Micropelt’s Habbe agreed: “This is not a true bottleneck, even though there is demand for higher power levels. Higher power levels are usually just a matter of cost, as they can be achieved by combining multiple basic harvester elements, but this premium will go down as volumes grow.”
Here, again, the need for better energy storage was raised, by Habbe: “Here is indeed a gap to fill. A ‘pure’ wireless monitoring sensor simply runs off a capacitor or a perfectly rechargeable small thin film battery, because there is no need for monitoring during the non-operational times of its host. However, if continuous access to, or heartbeat from the sensor is critical, there needs to be a bulk energy storage with considerable capacity, able to sustain operation over
multiple weeks without the supply of harvested energy.”
It seems that if wireless sensing is to become ubiquitous, creating and transmitting an unprecedented amount of data continuously, the issue of energy storage is the next challenge faced. Several companies already target harvesting applications with energy storage solutions, such as Cymbet and Infinite Power Solutions, both of which produce energy storage solutions for applications powered by harvested energy.
Roy Freeland pointed out that wireless sensing isn’t always about networking, although it has become synonymous with, say, ZigBee, where mesh networking is the default topology. Wireless sensing nodes will be less dependent on mesh networks, but better energy storage solutions could enable a greater level of networking, which inherently demands more power.
Freeland also sees applications that are less dependent on wireless connectivity; closed control loops that simply need harvested energy to power a microcontroller that must wake occasionally for maintenance, but agrees that energy harvesting will drive ubiquitous computing.
To reach the level of ubiquitous sensing that many feel is on the roadmap, energy harvesting coupled with improved energy storage will be fundamental, as Micropelt’s Burkhard Habbe, explained: “Energy harvesting will become pervasive as more autonomous systems need power independent of batteries.
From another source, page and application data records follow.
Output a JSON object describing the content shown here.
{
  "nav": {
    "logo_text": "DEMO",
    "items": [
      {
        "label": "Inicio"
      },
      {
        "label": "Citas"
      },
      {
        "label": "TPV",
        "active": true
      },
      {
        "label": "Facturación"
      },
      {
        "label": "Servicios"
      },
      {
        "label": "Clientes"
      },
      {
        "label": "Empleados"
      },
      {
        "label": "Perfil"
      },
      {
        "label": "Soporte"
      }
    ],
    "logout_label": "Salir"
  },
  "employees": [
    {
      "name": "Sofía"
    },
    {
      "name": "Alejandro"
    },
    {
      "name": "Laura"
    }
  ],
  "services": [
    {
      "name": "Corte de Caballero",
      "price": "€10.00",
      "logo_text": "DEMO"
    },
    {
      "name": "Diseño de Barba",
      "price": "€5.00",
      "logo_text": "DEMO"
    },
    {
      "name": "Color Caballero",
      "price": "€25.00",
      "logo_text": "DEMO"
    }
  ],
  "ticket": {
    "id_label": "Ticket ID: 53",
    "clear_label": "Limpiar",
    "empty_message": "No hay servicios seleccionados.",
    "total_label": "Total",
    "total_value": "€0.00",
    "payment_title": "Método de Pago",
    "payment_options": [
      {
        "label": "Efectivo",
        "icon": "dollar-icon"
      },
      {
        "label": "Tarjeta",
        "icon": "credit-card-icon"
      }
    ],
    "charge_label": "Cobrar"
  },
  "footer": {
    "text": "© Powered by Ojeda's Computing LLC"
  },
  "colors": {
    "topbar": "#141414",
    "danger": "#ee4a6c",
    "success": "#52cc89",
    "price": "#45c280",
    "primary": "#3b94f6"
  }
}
In fact, to many of those, energy harvesting will be the key enabler, because it is simply impossible to constantly maintain billions of ‘smart dust’ devices in structures, buildings, machines, production assets, cattle, pets and, lastly, humans.”
- Courtesy of EE Times Europe.